Hunger rates are skyrocketing around the world.

Hunger rates are skyrocketing around the world.

Deep into one of the worst global pandemics, it seems that an immunisation is now on the horizon and soon we will discover what the new norms will be.

The coronavirus COVID-19 has affected 218 countries and territories around the world claiming more than 1.3 million lives so far, with figures expected to rise further.Immunisations are likely to be administered by late 2020 and rolled out across the world by the spring of 2021 which will help bring some level of control over the pandemic. Increases in testing and tracing, local lockdowns and following medical advice will eventually become an effective catalyst to help diminish the virus.

Rightly the world has turned attention to science in a bid to slow the spread as the virus continues to batter world economies. The limelight however has been taken away from the decades of great work done by UN organisations and charities worldwide in helping end hunger. Sadly, the pandemic is having devastating consequences on the worlds’ poorest and, what seemed like great work in reducing the number of people dying of hunger, it all seems to have been undone in such a short time.
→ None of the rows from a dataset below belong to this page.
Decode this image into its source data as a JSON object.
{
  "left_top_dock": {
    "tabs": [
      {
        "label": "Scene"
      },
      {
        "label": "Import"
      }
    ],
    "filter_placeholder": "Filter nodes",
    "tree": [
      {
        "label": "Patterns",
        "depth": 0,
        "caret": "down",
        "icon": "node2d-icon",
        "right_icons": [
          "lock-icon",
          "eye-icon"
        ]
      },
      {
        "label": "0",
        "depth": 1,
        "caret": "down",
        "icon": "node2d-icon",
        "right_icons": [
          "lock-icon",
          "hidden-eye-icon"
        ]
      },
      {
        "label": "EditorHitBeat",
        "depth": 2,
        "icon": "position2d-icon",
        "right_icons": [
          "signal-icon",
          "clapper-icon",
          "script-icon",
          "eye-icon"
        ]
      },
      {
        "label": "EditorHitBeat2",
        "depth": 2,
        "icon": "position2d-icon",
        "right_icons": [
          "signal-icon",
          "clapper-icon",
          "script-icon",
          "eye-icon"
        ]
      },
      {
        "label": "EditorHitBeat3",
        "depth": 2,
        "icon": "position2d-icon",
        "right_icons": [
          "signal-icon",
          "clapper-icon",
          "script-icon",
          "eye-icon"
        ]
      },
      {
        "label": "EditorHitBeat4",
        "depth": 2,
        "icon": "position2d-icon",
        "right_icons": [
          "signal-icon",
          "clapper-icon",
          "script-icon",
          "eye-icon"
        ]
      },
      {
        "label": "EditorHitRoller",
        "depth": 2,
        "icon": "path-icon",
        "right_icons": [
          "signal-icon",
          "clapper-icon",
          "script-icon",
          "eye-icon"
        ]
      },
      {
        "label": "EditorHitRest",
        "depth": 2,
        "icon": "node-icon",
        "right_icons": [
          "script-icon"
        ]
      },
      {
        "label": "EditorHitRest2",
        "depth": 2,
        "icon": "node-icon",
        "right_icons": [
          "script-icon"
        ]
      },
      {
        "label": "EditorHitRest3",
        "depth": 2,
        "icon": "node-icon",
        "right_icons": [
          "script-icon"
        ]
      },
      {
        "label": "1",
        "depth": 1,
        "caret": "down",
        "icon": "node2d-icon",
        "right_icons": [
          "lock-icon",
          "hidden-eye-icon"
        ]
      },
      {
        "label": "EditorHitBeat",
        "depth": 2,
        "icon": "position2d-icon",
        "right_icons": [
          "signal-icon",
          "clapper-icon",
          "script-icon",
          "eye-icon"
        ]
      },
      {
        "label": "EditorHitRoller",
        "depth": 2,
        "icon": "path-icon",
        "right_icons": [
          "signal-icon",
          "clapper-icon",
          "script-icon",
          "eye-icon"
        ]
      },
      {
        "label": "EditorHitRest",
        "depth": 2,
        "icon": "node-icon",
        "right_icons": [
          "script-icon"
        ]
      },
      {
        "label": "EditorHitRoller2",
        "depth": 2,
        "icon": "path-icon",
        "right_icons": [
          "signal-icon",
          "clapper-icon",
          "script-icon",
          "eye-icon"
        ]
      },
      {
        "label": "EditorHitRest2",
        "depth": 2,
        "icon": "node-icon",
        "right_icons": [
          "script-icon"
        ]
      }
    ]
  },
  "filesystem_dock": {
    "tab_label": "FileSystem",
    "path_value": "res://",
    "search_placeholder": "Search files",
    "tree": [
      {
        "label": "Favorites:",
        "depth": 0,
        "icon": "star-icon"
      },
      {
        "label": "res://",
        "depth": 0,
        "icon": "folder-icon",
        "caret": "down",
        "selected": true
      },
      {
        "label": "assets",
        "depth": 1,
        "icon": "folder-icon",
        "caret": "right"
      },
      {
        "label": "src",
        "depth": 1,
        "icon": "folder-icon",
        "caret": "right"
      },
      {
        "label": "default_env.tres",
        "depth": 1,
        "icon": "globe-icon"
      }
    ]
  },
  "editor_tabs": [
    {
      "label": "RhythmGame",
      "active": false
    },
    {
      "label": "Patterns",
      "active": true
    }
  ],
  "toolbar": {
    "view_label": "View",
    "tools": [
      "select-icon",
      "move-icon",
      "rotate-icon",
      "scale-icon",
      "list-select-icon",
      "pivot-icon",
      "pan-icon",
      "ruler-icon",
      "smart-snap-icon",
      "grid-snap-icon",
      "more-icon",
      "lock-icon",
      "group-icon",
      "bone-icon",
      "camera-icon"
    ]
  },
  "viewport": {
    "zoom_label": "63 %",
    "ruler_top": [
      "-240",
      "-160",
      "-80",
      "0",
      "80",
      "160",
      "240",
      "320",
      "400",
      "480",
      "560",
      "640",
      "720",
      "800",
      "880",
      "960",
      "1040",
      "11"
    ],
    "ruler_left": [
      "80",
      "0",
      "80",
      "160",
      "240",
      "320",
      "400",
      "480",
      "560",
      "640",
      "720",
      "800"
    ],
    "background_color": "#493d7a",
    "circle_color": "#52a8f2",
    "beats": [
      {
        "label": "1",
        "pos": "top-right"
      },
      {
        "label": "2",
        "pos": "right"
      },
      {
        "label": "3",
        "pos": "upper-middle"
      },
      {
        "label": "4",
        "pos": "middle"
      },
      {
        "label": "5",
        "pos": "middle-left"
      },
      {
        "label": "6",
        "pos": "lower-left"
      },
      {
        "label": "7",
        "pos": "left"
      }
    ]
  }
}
Millions are on the brink of famine. Battered economies across the globe will surely have devastating consequences on foreign aid and the rise of food banks across western countries will be a matter of great concern.
According to the World food programme, one in nine people do not have enough to eat, reversing decades of progress in reducing world hunger.

Often it is women and girls who will suffer most with job losses and people struggling to provide for their families, social norms means that women and girls eat if there is any food left over after the men and boys have eaten.

In reality, more funding needs to be made available to tackle the impacts of COVID-19 across the globe. It is important to ease the burden in developed countries to reduce local lockdowns, wherever possible, and create jobs so that people can get back into employment as soon as possible.

In developing countries, the impact will be devastating and far stretched. “No one should view a slide into famine as an inevitable side effect of this pandemic,” said the U.N. humanitarian chief Mark Lowcock in a statement. Yet despite the statement, the true picture will only really emerge later in 2021 with the hope that the pandemic will be under some form of control and life as we knew it, is returned to some form of “new” normal.

One Love Worldwide will continue to support the vulnerable across the world beyond 2021. Thanks to our kind donors, we have managed to reach out to thousands of beneficiaries providing hygiene kits and food distribution. We will continue to help those most in need throughout the world as the impact of the pandemic stretches across the globe.